There is a significant intersection between substance-using behavior and the justice system. The Substance Abuse and Mental Health Services Administration has reported that more than half of all people incarcerated have a mental health illness, six in 10 have a substance use disorder (SUD), and more than one-third meet the criteria for having both mental health illnesses and SUDs.
SUDs are complex and often require comprehensive treatment approaches. Due to the interconnected nature of SUDs, mental health issues, and criminal justice contact, JPO believes that treatment services must be prioritized within justice reform.
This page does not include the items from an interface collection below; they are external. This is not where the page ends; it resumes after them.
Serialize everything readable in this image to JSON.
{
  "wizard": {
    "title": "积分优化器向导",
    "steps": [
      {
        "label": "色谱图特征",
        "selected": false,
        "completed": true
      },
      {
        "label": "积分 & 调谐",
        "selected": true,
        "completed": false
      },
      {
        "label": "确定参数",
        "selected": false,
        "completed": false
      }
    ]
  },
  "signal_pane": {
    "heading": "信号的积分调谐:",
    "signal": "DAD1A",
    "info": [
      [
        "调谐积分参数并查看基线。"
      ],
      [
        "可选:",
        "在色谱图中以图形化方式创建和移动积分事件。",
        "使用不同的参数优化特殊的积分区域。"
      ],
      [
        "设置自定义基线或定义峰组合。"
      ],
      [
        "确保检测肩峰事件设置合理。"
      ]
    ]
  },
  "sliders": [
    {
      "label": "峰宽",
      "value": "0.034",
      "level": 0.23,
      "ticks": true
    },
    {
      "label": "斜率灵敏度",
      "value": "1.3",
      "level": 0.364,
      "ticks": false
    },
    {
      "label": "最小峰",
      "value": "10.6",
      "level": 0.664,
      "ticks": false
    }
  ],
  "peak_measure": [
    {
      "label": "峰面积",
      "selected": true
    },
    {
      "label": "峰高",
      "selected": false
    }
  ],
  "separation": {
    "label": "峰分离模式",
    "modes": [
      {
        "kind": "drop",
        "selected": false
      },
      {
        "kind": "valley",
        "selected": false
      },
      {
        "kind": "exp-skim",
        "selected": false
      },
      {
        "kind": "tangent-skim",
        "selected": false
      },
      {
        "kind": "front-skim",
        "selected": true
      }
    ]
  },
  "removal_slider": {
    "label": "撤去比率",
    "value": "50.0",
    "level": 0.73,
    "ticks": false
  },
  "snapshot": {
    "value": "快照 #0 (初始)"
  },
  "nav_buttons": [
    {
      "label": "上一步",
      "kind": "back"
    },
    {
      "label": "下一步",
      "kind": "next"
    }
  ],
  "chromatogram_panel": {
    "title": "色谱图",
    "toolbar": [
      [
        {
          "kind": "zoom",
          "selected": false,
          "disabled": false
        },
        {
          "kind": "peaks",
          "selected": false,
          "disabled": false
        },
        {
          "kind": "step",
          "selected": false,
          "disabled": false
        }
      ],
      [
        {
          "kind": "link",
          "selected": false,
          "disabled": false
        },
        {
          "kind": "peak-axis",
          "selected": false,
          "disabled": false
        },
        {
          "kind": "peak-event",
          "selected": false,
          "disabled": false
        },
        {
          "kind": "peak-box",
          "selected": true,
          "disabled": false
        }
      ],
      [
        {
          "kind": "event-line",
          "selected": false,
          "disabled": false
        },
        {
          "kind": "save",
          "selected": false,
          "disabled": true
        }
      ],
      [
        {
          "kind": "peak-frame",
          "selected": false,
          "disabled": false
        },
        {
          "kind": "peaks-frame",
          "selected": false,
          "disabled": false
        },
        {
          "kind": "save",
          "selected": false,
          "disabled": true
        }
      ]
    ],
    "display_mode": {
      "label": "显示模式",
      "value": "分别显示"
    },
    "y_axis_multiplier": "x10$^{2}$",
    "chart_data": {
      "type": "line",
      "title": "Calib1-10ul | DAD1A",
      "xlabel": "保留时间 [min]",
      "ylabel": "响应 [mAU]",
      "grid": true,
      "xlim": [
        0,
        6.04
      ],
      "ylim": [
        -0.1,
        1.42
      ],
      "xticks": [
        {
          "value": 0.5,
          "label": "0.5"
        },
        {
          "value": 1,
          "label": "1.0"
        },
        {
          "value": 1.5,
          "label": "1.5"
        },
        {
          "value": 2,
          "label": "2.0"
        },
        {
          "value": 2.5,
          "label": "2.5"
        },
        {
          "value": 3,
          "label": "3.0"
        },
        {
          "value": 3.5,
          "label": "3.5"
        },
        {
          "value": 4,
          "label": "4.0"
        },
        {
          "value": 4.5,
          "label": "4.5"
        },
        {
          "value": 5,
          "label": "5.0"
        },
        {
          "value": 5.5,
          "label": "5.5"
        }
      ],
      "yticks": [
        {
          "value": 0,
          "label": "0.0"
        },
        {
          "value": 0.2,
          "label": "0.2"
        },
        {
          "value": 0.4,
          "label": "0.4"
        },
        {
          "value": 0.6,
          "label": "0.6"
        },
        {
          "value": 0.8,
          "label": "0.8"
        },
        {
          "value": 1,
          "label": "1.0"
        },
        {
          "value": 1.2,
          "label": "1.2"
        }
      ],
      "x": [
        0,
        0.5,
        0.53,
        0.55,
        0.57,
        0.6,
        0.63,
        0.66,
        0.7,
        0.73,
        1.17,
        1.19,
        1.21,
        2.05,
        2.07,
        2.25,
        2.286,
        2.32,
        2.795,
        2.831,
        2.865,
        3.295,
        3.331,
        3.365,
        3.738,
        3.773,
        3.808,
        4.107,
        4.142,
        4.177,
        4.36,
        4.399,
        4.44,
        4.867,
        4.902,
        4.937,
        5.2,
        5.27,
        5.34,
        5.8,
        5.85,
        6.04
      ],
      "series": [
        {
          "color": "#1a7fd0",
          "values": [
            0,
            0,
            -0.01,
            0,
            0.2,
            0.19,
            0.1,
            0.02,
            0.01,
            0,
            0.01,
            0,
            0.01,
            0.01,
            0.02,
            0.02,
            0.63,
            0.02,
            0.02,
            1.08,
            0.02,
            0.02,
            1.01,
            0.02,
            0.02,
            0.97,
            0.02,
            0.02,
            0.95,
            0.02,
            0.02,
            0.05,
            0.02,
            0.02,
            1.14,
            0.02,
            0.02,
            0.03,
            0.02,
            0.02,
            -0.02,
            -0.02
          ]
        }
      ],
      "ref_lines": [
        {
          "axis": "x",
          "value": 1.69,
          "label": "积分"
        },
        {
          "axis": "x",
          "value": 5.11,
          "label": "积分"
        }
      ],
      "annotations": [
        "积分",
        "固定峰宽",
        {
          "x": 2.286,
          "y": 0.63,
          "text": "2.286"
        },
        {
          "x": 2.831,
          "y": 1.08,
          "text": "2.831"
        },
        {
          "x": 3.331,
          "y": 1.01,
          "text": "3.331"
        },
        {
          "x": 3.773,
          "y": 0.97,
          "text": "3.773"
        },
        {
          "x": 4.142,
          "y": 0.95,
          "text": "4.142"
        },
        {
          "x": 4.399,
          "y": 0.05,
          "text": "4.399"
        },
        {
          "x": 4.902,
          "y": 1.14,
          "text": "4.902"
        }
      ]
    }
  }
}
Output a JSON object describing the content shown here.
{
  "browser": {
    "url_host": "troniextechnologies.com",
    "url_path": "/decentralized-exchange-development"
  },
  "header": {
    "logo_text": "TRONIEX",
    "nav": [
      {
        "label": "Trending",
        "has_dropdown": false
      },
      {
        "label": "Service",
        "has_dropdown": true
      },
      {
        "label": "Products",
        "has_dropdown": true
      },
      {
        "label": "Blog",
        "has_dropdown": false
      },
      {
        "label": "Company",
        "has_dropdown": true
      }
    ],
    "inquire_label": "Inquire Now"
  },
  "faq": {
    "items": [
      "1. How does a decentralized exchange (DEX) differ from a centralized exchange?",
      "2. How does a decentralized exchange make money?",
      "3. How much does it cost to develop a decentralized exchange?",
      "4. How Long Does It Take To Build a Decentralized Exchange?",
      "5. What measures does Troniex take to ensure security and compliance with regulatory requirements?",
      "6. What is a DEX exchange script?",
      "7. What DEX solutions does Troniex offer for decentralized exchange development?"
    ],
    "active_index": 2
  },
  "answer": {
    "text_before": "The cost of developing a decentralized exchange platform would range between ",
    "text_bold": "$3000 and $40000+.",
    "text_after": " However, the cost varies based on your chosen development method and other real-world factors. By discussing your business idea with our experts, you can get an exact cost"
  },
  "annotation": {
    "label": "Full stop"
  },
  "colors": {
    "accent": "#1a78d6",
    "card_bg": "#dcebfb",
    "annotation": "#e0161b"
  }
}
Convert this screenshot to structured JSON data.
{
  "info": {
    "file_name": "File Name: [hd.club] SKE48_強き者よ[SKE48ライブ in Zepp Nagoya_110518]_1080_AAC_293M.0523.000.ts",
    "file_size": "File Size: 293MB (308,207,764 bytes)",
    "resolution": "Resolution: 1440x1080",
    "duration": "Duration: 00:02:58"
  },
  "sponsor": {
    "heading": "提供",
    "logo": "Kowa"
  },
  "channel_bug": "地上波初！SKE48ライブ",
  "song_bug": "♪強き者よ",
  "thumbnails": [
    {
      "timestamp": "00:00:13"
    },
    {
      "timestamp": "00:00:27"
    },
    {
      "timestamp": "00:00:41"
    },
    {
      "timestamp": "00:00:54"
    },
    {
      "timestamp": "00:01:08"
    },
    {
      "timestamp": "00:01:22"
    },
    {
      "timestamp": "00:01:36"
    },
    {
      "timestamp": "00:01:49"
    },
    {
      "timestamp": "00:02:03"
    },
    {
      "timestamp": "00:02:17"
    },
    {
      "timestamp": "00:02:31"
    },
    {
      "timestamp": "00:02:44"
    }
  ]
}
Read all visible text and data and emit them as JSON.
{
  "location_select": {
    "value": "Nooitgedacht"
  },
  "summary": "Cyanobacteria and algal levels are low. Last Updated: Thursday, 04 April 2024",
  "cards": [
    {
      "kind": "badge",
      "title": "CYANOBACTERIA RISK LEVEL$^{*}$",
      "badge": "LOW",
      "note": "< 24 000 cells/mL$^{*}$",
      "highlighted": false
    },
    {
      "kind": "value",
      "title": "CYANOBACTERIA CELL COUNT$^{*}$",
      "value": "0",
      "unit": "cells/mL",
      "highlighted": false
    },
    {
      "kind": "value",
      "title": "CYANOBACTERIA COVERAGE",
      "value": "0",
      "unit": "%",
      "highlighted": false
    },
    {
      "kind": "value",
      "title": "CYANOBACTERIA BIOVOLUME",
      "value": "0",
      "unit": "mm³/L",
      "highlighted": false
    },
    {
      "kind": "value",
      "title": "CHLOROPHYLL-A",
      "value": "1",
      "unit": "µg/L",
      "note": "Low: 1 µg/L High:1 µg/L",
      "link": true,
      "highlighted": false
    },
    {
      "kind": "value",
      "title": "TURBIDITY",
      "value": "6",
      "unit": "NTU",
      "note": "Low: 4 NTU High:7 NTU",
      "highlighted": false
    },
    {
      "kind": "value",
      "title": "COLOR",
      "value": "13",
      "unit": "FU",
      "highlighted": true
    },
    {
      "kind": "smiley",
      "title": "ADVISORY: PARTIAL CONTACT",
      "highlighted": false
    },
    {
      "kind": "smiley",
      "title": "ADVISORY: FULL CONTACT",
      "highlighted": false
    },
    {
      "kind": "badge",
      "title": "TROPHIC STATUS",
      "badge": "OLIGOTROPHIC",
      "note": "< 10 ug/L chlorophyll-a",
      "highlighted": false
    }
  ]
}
We subscribe to the biopsychosocial model of addiction, which takes biological, psychological, and social elements into account and promotes the use of individualized interventions. We encourage criminal justice organizations to think about reform from a multi-dimensional perspective and involve treatment providers in their criminal justice efforts. It is imperative for practitioner-researcher partnerships to facilitate the interdisciplinary study of SUDs among justice populations and use the results of rigorous research to advance the justice system.